If you are an avid reader, you own a few books. OK, make that a lot of books.
Some of your books you would never part with, but others are currently gathering dust on bookshelves or piled on the floor.
Since it looks like you will soon have to buy a new bookshelf or continue to wade through books just to get to the kitchen, I’ve got an idea. Resolve this year to do what some people do with their wardrobe: Don’t add anything until you get rid of something.
Fortunately, the internet is the perfect place to not only unload old books but also find those on your “to-read” list for cheap.
If you like the idea of a fair exchange, try a free membership to PaperbackSwap.com. This is a book club that helps avid readers share their books online by exchanging books they have for books they want.
Once you post 10 books you want to part with to your online bookshelf, you receive two free book credits. Just search the site for the books you want and send in your request, and the owner will ship the books directly to you.
If someone requests a book you have posted, you will have to pay shipping (typically $2.66 for USPS Media Mail), but you will receive a book credit once the requester receives his or her book.
Book-swapping sites are popping up everywhere. If you can’t find the books you want at PaperbackSwap, check out TitleTrader.com, BooksFreeSwap.com and BookMooch.com.
If you prefer cold, hard cash for your books, Cash4Books.net may buy back your old textbooks, hardbacks and professional/technical books. It is not, however, interested in your paperback fiction.
As a seller, you enter the ISBN numbers of your books on the website to find the buyback prices. You can print out a shipping label to send the books directly to Cash4Books (it even pays the cost of shipping). The company will either send a check or credit your PayPal account within an average of 13 days from when you mail the books.
Several EC readers have had good experiences with Cash4Books. I was thrilled to discover it would take a several-year-old college textbook of mine that other textbook buyback sites were no longer accepting. Another reader was overjoyed to find she could unload her old homeschool curriculum.
CATCH AND RELEASE
If you’re curious about the lives of your discarded books once they leave you, you might consider releasing your book “into the wild” as part of the BookCrossing.com project.
To release a book, register your book on the site, print out a label with a unique ID number and leave the book in a place where you think it might find a new reader. The person who finds the book can visit BookCrossing.com and enter the ID number to find out where the book has traveled, and even journal about his or her experience.
You can follow the progress of your book as it travels the world! To hunt for a book that has been released in your area, you can find release locations in the “Go Hunting” section of the site.
BooksPrice.com is a great comparison site for the frugal book shopper.
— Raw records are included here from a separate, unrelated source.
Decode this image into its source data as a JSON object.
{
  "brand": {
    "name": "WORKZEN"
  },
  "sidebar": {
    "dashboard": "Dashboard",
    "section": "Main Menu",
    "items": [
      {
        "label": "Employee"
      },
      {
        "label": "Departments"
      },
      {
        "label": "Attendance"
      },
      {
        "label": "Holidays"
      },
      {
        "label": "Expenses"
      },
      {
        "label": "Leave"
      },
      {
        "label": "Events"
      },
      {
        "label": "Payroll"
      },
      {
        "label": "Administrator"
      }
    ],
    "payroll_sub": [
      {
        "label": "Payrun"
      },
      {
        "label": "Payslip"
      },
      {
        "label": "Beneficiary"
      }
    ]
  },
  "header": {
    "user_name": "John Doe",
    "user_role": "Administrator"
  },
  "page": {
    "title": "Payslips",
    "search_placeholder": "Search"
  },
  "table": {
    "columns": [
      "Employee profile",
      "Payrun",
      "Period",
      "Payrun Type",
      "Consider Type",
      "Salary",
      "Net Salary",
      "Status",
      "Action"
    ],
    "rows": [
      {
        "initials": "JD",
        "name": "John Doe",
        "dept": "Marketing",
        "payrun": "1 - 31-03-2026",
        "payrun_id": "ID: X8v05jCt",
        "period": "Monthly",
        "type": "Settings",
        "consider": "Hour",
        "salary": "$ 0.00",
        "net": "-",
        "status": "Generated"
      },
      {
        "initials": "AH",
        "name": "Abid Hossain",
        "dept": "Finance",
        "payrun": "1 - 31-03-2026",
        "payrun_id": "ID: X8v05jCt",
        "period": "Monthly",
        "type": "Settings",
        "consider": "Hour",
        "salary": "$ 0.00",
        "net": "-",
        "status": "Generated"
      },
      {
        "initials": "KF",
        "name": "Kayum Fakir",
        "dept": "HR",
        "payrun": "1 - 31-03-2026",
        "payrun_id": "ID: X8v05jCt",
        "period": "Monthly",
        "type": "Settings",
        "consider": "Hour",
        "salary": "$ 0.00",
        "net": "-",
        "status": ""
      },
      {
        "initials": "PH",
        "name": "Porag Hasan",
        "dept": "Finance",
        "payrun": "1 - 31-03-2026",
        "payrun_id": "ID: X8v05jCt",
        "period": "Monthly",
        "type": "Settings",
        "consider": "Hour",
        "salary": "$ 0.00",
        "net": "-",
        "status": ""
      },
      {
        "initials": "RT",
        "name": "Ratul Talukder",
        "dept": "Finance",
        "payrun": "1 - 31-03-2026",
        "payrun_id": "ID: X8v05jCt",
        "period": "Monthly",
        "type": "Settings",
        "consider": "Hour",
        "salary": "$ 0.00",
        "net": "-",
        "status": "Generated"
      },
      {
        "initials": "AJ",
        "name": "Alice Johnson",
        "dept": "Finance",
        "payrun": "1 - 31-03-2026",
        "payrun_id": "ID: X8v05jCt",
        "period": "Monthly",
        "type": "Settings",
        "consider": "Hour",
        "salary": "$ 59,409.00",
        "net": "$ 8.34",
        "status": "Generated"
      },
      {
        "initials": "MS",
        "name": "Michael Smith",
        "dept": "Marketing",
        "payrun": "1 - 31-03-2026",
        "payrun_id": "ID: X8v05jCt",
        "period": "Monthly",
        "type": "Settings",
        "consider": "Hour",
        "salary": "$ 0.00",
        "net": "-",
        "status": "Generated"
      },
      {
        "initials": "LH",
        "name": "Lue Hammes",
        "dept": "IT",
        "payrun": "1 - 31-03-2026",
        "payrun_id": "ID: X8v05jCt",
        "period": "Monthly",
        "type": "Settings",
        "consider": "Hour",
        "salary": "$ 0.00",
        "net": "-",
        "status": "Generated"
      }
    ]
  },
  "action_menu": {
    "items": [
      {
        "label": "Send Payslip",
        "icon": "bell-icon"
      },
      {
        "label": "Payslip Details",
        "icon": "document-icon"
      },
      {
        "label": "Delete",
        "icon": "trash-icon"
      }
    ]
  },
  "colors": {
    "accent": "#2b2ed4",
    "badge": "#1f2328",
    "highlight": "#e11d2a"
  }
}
Just type in your book title, author or ISBN and you’ll get a list of the prices of new and used books on many major bargain book sites.
BooksPrice.com also compares the shipping fees and book conditions, so you’ll be sure to get the deal you want.
With all these resources for book owners, it seems there’s no excuse for those piles of discarded books cluttering my home and office. This year, I plan to find new homes for some of those books I never read anymore. And I’m seriously considering a little catch-and-release action because I think it might be kind of fun to watch a copy of “Debt-Proof Living” travel the world.